The commercial in question depicts Houston Rockets players James Harden and Chris Paul as well as a State Farm agent (played by Oscar Nunez of “The Office”) all mocking a robot insurance agent as it attempts to emulate human emotion.
“The budget insurance companies are building these cheap, knockoff robots to compete with us… These bots don’t have the compassion of a real State Farm agent,” Nunez’s character says in the commercial.
In a special feature on Forbes, author and futurist Chunka Mui has likened State Farm’s ridicule of AI-powered insurance to similar statements made by major companies and executives throughout history who have also turned their noses up at disruptive technologies, such as:
- When Western Union found Alexander Graham Bell’s telephone patents “idiotic”
- When Ken Olsen (founder of minicomputer developer DEC) mocked personal computers
- When Microsoft CEO Steve Ballmer balked at Apple’s reveal of the very first iPhone, saying the “most expensive phone in the world” will not appeal to business customers because “it doesn’t have a keyboard.”
Mui believes the mockery is short-sighted.
“The biggest challenge for successful business executives—like Ballmer, Olsen and those at Western Union—when confronted with potentially disruptive innovations is to think deeply about potential strategic shifts, rather than simply mock innovations for violating current assumptions,” he said in his Forbes piece.
According to Mui, AI is one of the major information technology trends that are reshaping every information intensive industry – including insurance.
And while State Farm boasts that its 19,000 human agents bring real compassion compared to Lemonade’s AI chatbots, there is more to the insurtech than just “robots” taking calls, Mui added. The insurtech is poised to disrupt the entire insurance industry with its mobile-based customer experience and is even using behavior economics to ensure that customers are not only honest about their claims, but also receive transparency reports about how their premiums work.

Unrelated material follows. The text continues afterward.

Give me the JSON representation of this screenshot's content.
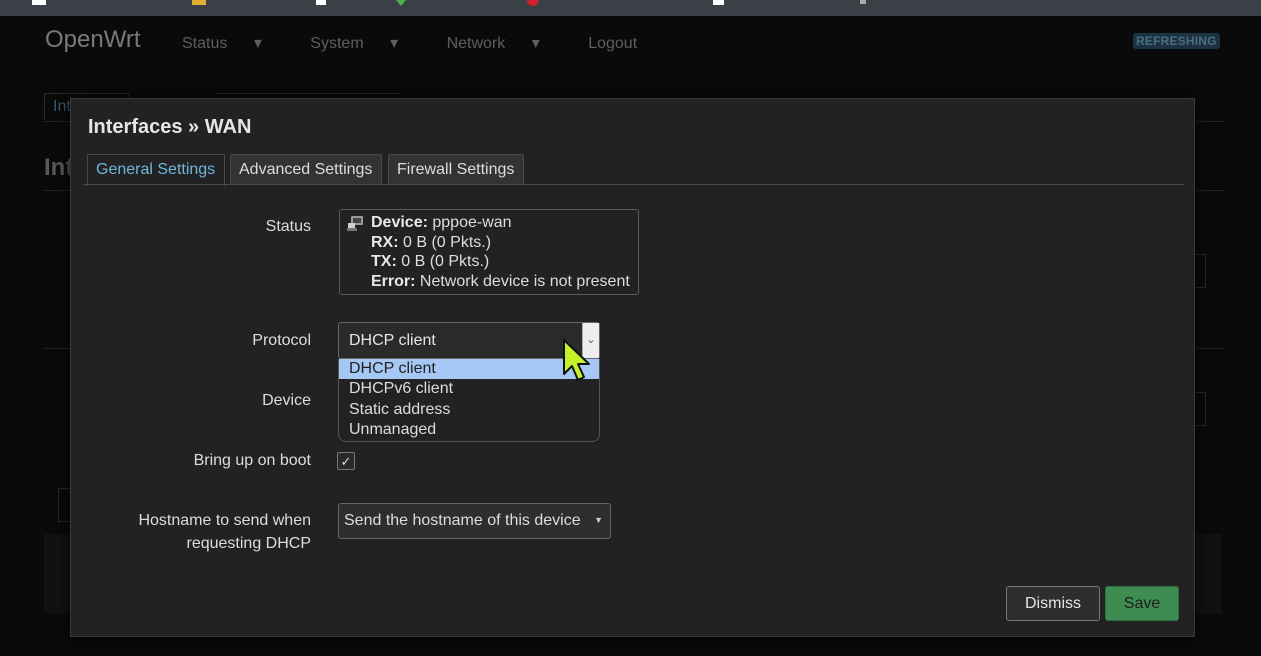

“State Farm executives need to get beyond the mocking and think deeply about how emerging innovations might disrupt their strategic assumptions,” Mui remarked.